**Instructions to follow**
Restate the listing below line for line and word for word, without the pictures.

**Exercise material**

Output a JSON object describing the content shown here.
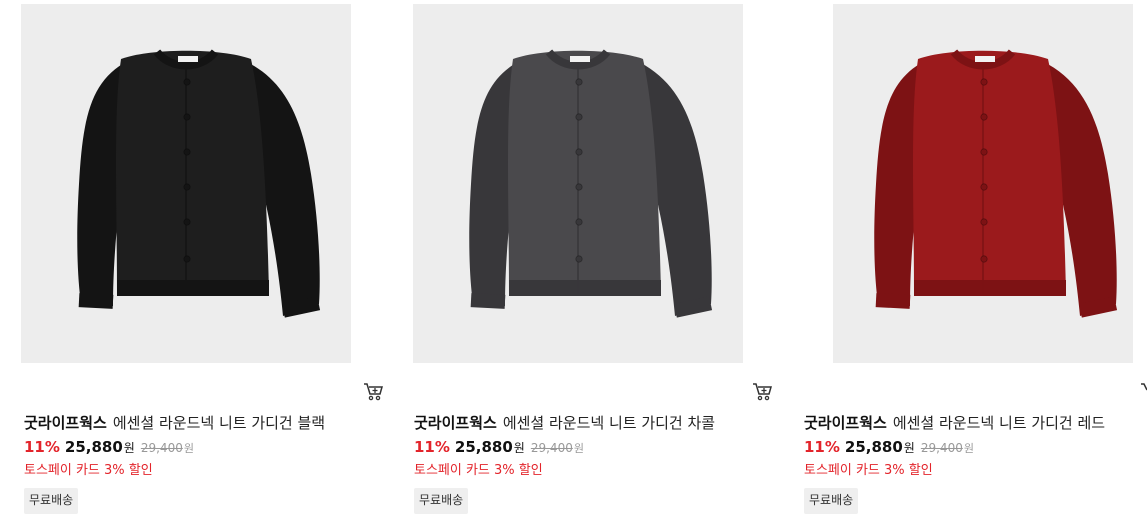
{
  "products": [
    {
      "brand": "굿라이프웍스",
      "name": "에센셜 라운드넥 니트 가디건 블랙",
      "discount_rate": "11%",
      "sale_price": "25,880",
      "currency": "원",
      "original_price": "29,400",
      "promo": "토스페이 카드 3% 할인",
      "shipping_badge": "무료배송",
      "color": "#1e1e1e",
      "color_shade": "#141414",
      "icon": "cart-icon"
    },
    {
      "brand": "굿라이프웍스",
      "name": "에센셜 라운드넥 니트 가디건 차콜",
      "discount_rate": "11%",
      "sale_price": "25,880",
      "currency": "원",
      "original_price": "29,400",
      "promo": "토스페이 카드 3% 할인",
      "shipping_badge": "무료배송",
      "color": "#4a494c",
      "color_shade": "#38373a",
      "icon": "cart-icon"
    },
    {
      "brand": "굿라이프웍스",
      "name": "에센셜 라운드넥 니트 가디건 레드",
      "discount_rate": "11%",
      "sale_price": "25,880",
      "currency": "원",
      "original_price": "29,400",
      "promo": "토스페이 카드 3% 할인",
      "shipping_badge": "무료배송",
      "color": "#9b1a1c",
      "color_shade": "#7d1214",
      "icon": "cart-icon"
    }
  ],
  "colors": {
    "accent_red": "#e3242b",
    "image_bg": "#ededed"
  }
}
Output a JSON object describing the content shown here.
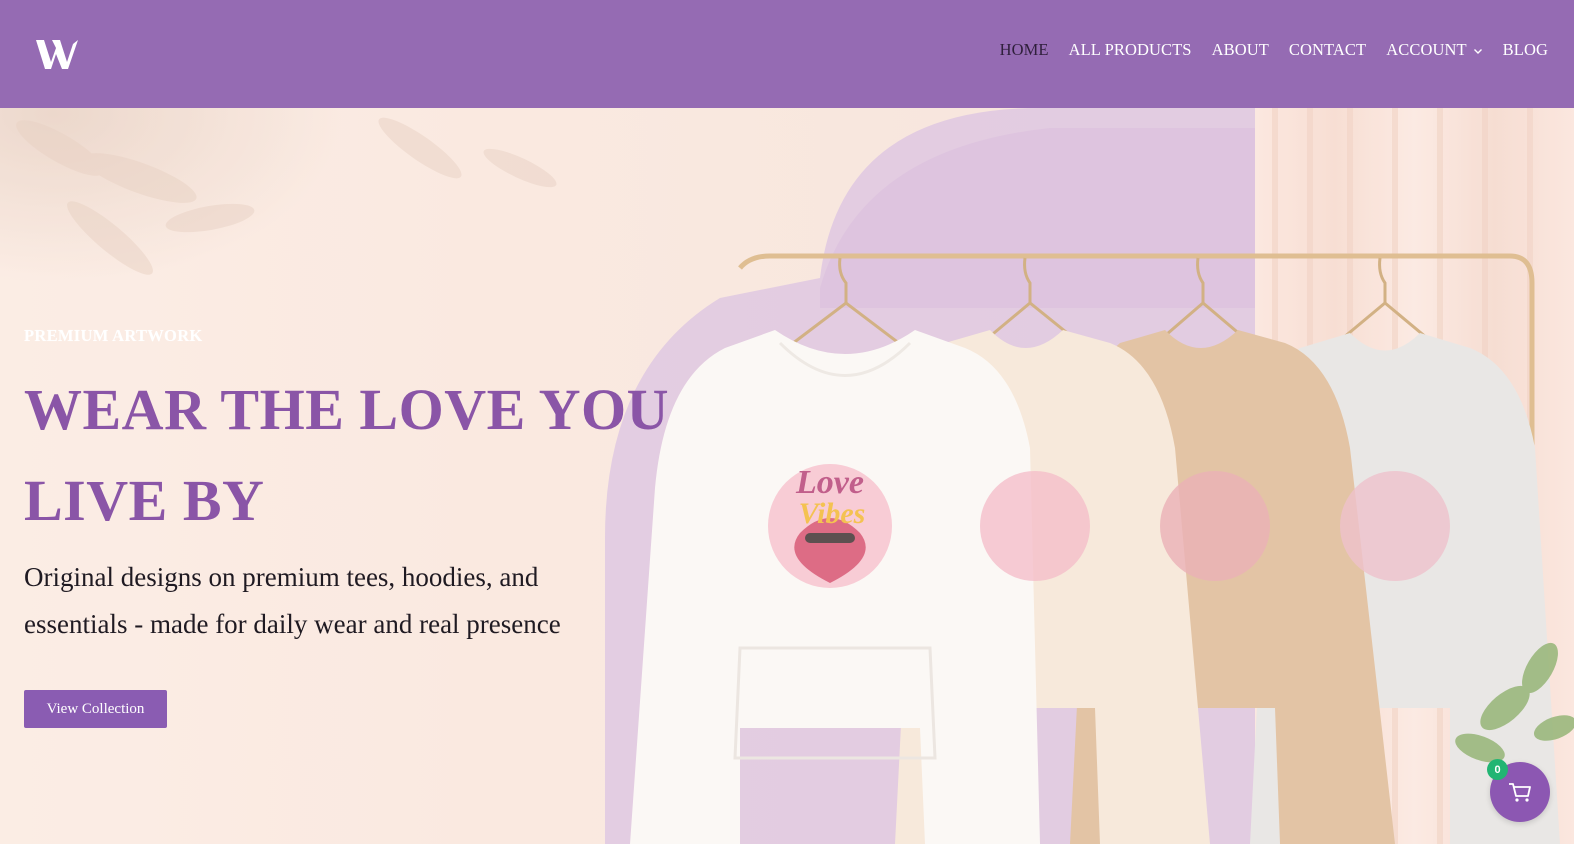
{
  "header": {
    "logo_icon": "w-logo-icon",
    "nav": [
      {
        "label": "HOME",
        "active": true
      },
      {
        "label": "ALL PRODUCTS"
      },
      {
        "label": "ABOUT"
      },
      {
        "label": "CONTACT"
      },
      {
        "label": "ACCOUNT",
        "dropdown": true
      },
      {
        "label": "BLOG"
      }
    ],
    "colors": {
      "bar": "#956bb3",
      "active_link": "#2f1f3b"
    }
  },
  "hero": {
    "eyebrow": "PREMIUM ARTWORK",
    "headline": "WEAR THE LOVE YOU LIVE BY",
    "subheadline": "Original designs on premium tees, hoodies, and essentials - made for daily wear and real presence",
    "cta_label": "View Collection",
    "image_logo_text": [
      "Love",
      "Vibes"
    ],
    "colors": {
      "headline": "#8a55a7",
      "cta": "#8a5cb2"
    }
  },
  "cart": {
    "count": "0",
    "icon": "cart-icon"
  }
}
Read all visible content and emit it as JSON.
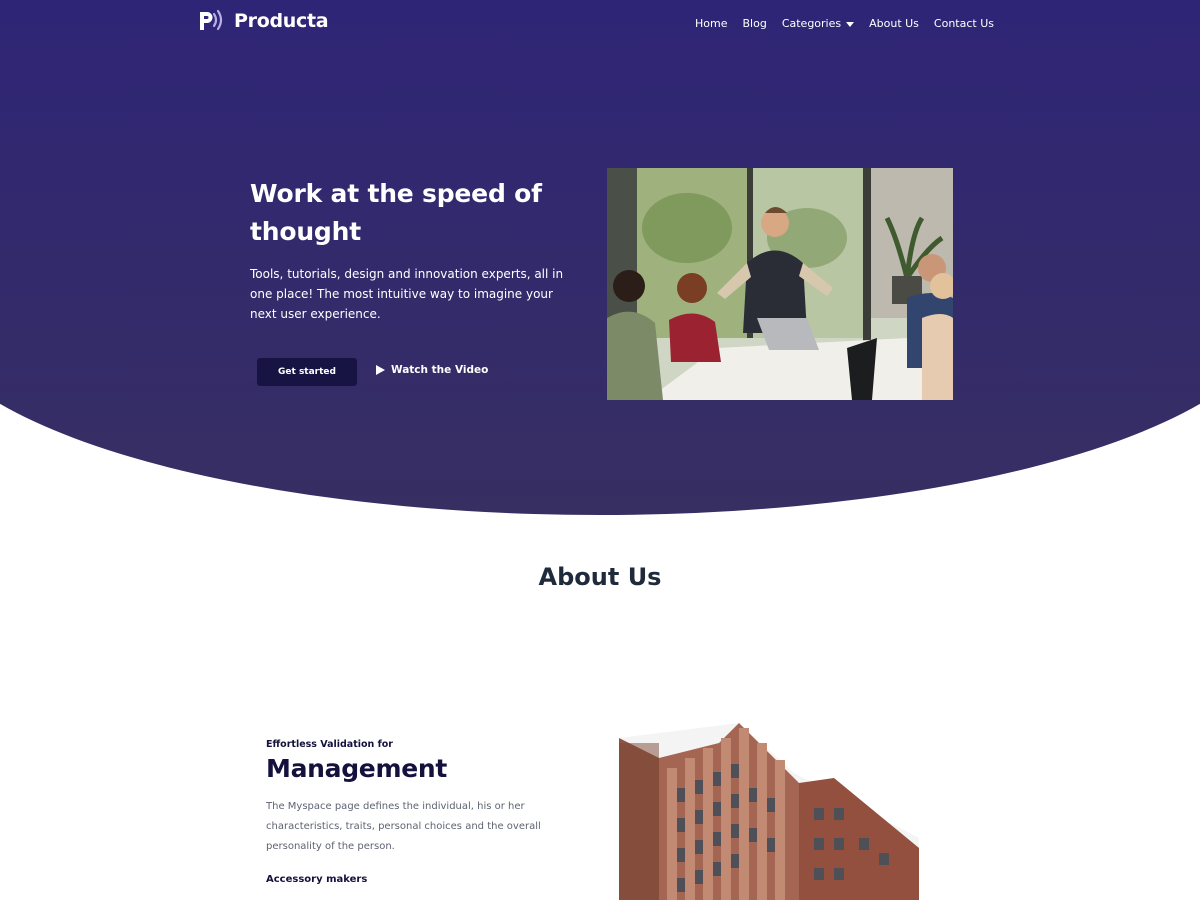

**Answer to this problem**
Output a JSON object describing the content shown here.
{
  "products": [
    {
      "brand": "굿라이프웍스",
      "name": "에센셜 라운드넥 니트 가디건 블랙",
      "discount_rate": "11%",
      "sale_price": "25,880",
      "currency": "원",
      "original_price": "29,400",
      "promo": "토스페이 카드 3% 할인",
      "shipping_badge": "무료배송",
      "color": "#1e1e1e",
      "color_shade": "#141414",
      "icon": "cart-icon"
    },
    {
      "brand": "굿라이프웍스",
      "name": "에센셜 라운드넥 니트 가디건 차콜",
      "discount_rate": "11%",
      "sale_price": "25,880",
      "currency": "원",
      "original_price": "29,400",
      "promo": "토스페이 카드 3% 할인",
      "shipping_badge": "무료배송",
      "color": "#4a494c",
      "color_shade": "#38373a",
      "icon": "cart-icon"
    },
    {
      "brand": "굿라이프웍스",
      "name": "에센셜 라운드넥 니트 가디건 레드",
      "discount_rate": "11%",
      "sale_price": "25,880",
      "currency": "원",
      "original_price": "29,400",
      "promo": "토스페이 카드 3% 할인",
      "shipping_badge": "무료배송",
      "color": "#9b1a1c",
      "color_shade": "#7d1214",
      "icon": "cart-icon"
    }
  ],
  "colors": {
    "accent_red": "#e3242b",
    "image_bg": "#ededed"
  }
}
Output a JSON object describing the content shown here.
{
  "header": {
    "logo_icon": "w-logo-icon",
    "nav": [
      {
        "label": "HOME",
        "active": true
      },
      {
        "label": "ALL PRODUCTS"
      },
      {
        "label": "ABOUT"
      },
      {
        "label": "CONTACT"
      },
      {
        "label": "ACCOUNT",
        "dropdown": true
      },
      {
        "label": "BLOG"
      }
    ],
    "colors": {
      "bar": "#956bb3",
      "active_link": "#2f1f3b"
    }
  },
  "hero": {
    "eyebrow": "PREMIUM ARTWORK",
    "headline": "WEAR THE LOVE YOU LIVE BY",
    "subheadline": "Original designs on premium tees, hoodies, and essentials - made for daily wear and real presence",
    "cta_label": "View Collection",
    "image_logo_text": [
      "Love",
      "Vibes"
    ],
    "colors": {
      "headline": "#8a55a7",
      "cta": "#8a5cb2"
    }
  },
  "cart": {
    "count": "0",
    "icon": "cart-icon"
  }
}
Read all visible content and emit it as JSON.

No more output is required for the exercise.